*** Data provided ***
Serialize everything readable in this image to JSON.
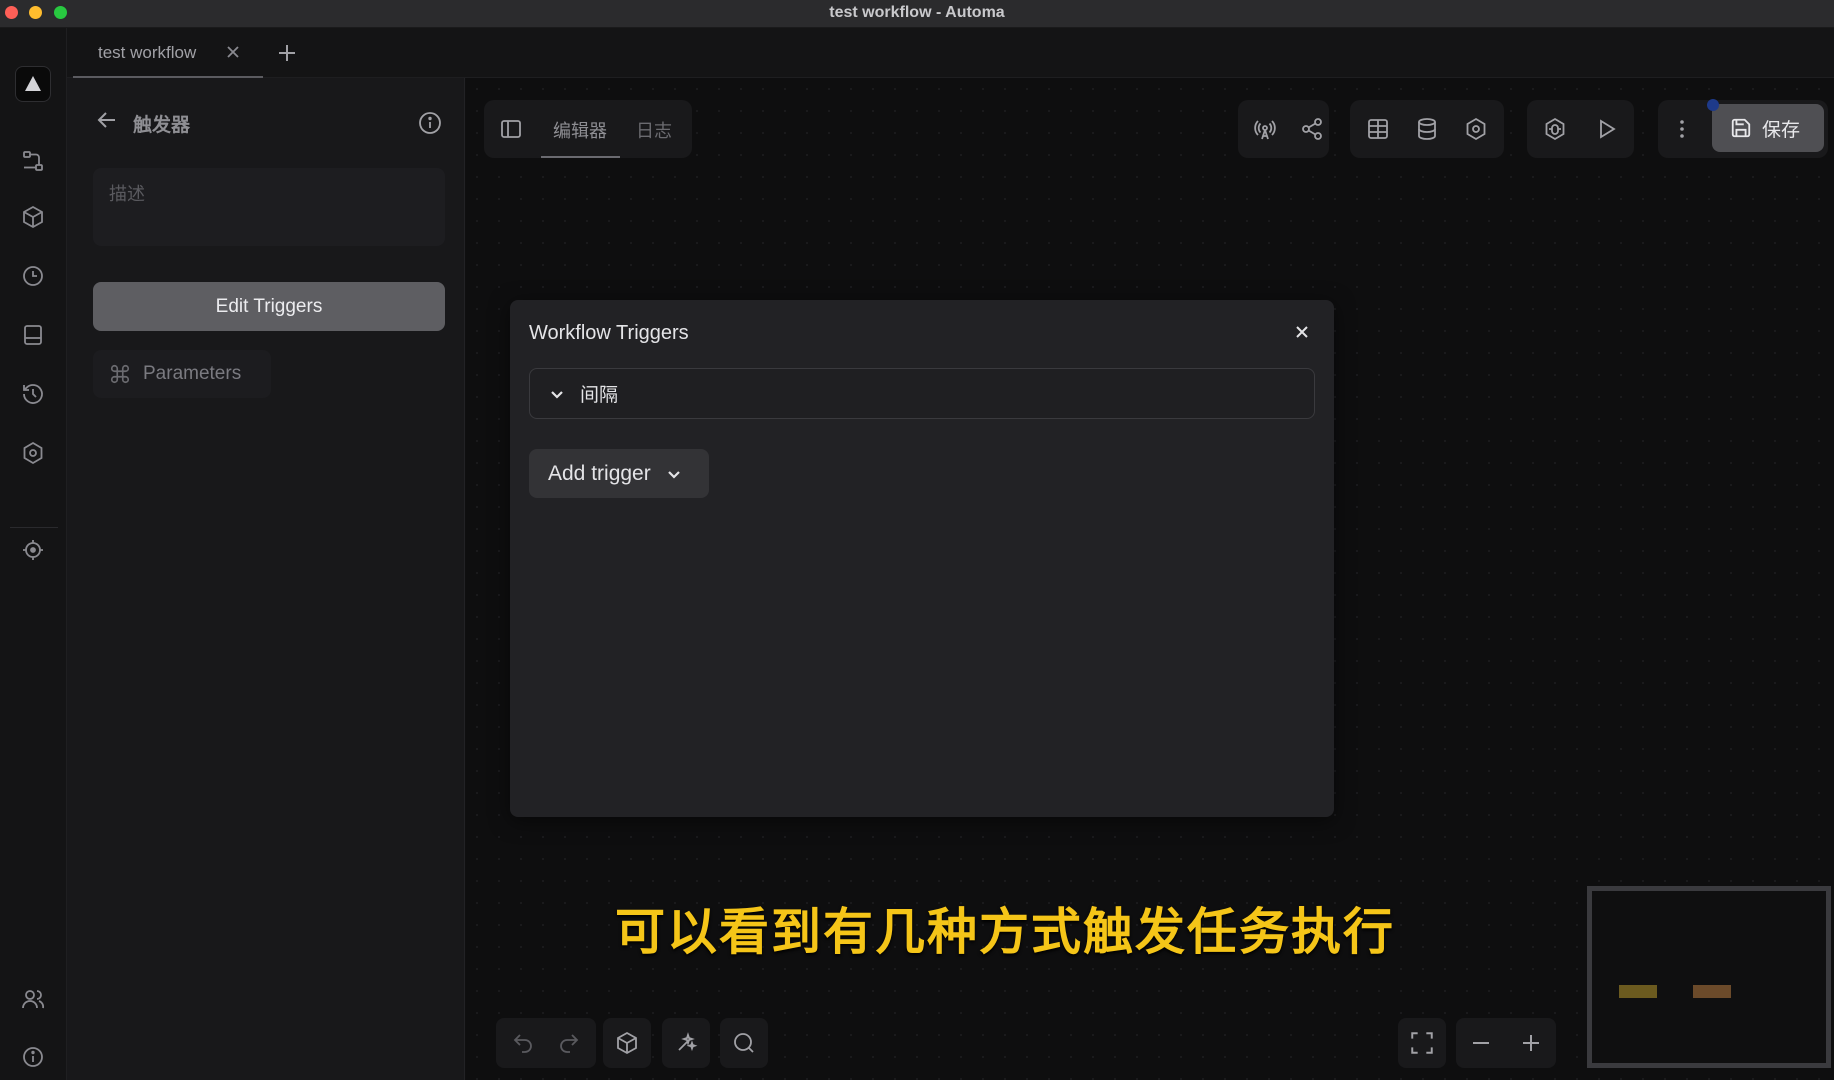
{
  "window": {
    "title": "test workflow - Automa"
  },
  "tabs": [
    {
      "label": "test workflow"
    }
  ],
  "sidebar_rail": {
    "icons": [
      "logo-icon",
      "workflows-icon",
      "packages-icon",
      "schedule-icon",
      "storage-icon",
      "history-icon",
      "settings-icon",
      "recording-icon",
      "team-icon",
      "about-icon"
    ]
  },
  "side_panel": {
    "title": "触发器",
    "description_placeholder": "描述",
    "edit_triggers_label": "Edit Triggers",
    "parameters_label": "Parameters"
  },
  "editor": {
    "tabs": [
      {
        "label": "编辑器",
        "active": true
      },
      {
        "label": "日志",
        "active": false
      }
    ],
    "save_label": "保存"
  },
  "modal": {
    "title": "Workflow Triggers",
    "triggers": [
      {
        "label": "间隔",
        "expanded": false
      }
    ],
    "add_trigger_label": "Add trigger"
  },
  "subtitle": "可以看到有几种方式触发任务执行",
  "colors": {
    "accent_save": "#4f4f53",
    "subtitle": "#f5c518",
    "background": "#0f0f10"
  }
}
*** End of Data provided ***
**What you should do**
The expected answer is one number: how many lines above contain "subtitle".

**Finished exercise**
2